*TASK PROMPT*. Go through the data below line by line and count those containing the word "không". Reply with the count only.

(Excerpts from an interface dataset)
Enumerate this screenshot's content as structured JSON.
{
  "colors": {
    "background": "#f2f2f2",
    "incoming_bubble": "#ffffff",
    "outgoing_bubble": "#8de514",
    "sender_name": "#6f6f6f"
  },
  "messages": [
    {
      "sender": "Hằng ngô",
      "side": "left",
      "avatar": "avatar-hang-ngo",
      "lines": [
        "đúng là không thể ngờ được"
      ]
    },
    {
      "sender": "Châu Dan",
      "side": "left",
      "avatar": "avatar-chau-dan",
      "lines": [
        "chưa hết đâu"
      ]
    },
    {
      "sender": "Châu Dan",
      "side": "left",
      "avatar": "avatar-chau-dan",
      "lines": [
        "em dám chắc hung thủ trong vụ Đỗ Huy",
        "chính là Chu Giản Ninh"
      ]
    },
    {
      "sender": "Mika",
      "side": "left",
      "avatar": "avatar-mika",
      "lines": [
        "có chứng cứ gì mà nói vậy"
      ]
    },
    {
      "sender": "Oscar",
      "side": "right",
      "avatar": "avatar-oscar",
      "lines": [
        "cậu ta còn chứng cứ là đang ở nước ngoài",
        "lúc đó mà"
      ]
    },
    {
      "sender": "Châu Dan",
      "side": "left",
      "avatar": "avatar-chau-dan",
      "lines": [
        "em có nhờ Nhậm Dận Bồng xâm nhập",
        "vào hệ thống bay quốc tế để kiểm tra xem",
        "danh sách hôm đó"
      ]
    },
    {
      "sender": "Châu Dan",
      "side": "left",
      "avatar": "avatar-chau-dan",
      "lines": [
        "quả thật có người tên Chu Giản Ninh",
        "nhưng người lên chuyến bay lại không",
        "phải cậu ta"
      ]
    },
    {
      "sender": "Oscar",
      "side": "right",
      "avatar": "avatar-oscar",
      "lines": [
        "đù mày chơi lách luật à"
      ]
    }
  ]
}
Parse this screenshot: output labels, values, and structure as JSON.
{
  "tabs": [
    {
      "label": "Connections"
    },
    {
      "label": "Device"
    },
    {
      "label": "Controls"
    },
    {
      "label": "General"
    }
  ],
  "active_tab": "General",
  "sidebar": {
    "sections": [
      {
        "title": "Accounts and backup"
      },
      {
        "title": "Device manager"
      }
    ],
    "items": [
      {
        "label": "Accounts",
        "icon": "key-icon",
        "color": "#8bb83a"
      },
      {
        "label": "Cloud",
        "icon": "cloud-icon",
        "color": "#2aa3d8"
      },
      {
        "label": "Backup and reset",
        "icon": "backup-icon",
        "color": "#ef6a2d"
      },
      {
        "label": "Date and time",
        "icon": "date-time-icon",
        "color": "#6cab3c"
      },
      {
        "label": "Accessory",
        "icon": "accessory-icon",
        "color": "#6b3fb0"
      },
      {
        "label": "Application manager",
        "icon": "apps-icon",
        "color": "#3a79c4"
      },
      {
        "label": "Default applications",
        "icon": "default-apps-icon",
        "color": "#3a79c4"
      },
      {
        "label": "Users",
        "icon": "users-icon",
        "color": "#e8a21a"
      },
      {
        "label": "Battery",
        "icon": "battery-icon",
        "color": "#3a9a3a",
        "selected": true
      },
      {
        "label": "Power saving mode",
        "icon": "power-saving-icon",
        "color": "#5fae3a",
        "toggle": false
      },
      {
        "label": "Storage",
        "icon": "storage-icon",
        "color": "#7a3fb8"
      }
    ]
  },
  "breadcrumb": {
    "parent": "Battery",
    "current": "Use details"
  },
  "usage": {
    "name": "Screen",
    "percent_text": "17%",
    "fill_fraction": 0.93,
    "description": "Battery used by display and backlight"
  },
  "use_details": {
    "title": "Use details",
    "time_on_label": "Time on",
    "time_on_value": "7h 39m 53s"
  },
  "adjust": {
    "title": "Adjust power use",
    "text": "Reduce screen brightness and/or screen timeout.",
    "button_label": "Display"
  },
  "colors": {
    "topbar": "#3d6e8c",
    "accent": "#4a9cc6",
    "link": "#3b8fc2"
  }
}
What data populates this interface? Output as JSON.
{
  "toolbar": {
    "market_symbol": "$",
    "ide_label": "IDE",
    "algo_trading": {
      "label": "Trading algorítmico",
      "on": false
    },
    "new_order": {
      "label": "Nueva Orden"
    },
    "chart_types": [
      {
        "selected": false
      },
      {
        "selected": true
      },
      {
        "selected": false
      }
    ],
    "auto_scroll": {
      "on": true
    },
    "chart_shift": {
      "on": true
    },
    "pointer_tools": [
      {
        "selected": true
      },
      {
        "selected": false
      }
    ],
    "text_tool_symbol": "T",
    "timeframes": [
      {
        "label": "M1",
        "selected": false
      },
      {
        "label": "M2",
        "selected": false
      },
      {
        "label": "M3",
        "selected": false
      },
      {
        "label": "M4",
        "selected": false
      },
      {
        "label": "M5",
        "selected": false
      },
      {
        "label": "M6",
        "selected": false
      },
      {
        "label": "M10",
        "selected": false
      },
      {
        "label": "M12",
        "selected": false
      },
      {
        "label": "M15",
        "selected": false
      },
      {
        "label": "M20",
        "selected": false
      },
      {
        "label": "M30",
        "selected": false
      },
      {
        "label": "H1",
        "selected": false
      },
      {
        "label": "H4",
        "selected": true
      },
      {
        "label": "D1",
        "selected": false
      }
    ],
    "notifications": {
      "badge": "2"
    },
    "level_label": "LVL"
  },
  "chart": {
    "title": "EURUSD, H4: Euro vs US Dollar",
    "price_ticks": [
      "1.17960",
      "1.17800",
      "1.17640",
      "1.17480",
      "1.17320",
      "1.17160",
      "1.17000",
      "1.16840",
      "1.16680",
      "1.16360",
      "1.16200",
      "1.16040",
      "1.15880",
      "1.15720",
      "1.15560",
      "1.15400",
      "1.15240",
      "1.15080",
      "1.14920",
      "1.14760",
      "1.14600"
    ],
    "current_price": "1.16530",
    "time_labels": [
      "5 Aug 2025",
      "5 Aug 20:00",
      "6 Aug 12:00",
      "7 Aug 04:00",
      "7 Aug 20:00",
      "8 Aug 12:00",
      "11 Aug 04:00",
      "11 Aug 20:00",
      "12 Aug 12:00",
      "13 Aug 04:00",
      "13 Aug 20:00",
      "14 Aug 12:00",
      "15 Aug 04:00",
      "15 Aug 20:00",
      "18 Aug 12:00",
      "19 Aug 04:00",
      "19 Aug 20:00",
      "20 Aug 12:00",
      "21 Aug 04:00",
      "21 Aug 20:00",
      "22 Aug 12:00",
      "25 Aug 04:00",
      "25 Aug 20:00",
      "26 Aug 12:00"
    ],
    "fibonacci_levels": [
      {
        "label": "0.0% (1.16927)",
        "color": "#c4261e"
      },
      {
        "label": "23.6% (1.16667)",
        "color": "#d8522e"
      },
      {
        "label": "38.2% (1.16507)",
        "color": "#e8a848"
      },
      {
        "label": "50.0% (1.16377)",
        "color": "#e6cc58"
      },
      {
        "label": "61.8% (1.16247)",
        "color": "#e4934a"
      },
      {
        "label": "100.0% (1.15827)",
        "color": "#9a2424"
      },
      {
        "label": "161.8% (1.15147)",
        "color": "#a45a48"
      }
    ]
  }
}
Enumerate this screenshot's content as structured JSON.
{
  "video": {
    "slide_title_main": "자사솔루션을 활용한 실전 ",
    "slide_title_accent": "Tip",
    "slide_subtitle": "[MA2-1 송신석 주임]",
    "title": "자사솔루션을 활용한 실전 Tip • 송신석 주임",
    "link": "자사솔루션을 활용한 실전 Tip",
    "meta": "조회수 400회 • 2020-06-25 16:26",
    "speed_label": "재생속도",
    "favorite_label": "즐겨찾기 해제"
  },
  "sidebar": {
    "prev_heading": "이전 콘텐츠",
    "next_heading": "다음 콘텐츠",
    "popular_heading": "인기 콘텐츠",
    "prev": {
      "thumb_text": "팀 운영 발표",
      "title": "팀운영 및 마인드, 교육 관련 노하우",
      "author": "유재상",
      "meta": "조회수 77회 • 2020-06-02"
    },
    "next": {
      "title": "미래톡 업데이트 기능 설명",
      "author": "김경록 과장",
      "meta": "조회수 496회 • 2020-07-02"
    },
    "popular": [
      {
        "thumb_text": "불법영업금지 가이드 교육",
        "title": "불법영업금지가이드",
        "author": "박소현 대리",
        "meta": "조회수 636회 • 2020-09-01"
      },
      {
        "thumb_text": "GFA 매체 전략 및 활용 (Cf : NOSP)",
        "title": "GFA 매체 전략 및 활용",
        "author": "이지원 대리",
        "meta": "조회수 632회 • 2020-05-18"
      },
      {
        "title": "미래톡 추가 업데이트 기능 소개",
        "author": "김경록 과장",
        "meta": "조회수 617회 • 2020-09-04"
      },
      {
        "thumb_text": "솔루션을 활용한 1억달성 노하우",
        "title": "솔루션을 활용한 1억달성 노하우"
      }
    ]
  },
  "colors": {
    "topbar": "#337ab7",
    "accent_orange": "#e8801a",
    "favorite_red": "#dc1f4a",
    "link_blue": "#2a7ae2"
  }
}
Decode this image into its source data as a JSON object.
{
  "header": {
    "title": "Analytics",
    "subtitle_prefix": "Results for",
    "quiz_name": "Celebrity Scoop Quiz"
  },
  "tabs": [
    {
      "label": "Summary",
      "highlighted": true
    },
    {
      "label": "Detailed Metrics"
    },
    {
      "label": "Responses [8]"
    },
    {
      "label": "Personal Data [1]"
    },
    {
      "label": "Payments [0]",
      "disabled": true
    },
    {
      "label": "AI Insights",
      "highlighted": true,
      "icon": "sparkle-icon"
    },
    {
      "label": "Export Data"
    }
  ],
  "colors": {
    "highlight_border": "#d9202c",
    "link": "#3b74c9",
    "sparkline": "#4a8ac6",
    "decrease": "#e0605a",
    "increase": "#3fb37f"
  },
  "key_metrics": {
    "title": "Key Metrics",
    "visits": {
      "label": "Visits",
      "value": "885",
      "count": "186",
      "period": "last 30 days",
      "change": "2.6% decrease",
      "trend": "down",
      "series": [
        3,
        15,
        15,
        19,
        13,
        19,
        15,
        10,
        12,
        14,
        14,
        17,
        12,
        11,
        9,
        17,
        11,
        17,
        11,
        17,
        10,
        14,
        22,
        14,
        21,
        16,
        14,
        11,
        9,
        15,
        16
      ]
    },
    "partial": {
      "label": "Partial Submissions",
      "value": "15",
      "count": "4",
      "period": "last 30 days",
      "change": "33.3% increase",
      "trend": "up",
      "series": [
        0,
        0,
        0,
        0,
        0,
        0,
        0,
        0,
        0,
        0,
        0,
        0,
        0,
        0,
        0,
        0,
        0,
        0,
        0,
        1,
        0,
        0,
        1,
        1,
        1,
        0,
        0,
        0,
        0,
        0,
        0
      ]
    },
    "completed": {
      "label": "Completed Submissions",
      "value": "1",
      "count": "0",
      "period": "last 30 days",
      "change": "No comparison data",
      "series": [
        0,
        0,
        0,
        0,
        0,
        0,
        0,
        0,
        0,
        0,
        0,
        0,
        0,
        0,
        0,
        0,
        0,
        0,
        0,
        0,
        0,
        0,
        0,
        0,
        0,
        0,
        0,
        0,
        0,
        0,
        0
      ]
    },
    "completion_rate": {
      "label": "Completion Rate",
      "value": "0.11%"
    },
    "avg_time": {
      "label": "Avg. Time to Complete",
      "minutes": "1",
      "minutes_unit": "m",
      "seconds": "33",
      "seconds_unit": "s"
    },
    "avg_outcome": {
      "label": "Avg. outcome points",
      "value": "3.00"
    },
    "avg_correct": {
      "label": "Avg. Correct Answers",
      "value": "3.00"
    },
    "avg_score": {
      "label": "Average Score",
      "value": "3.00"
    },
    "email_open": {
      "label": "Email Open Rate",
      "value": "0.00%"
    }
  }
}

*RESPONSE FOR THIS EXERCISE*. 2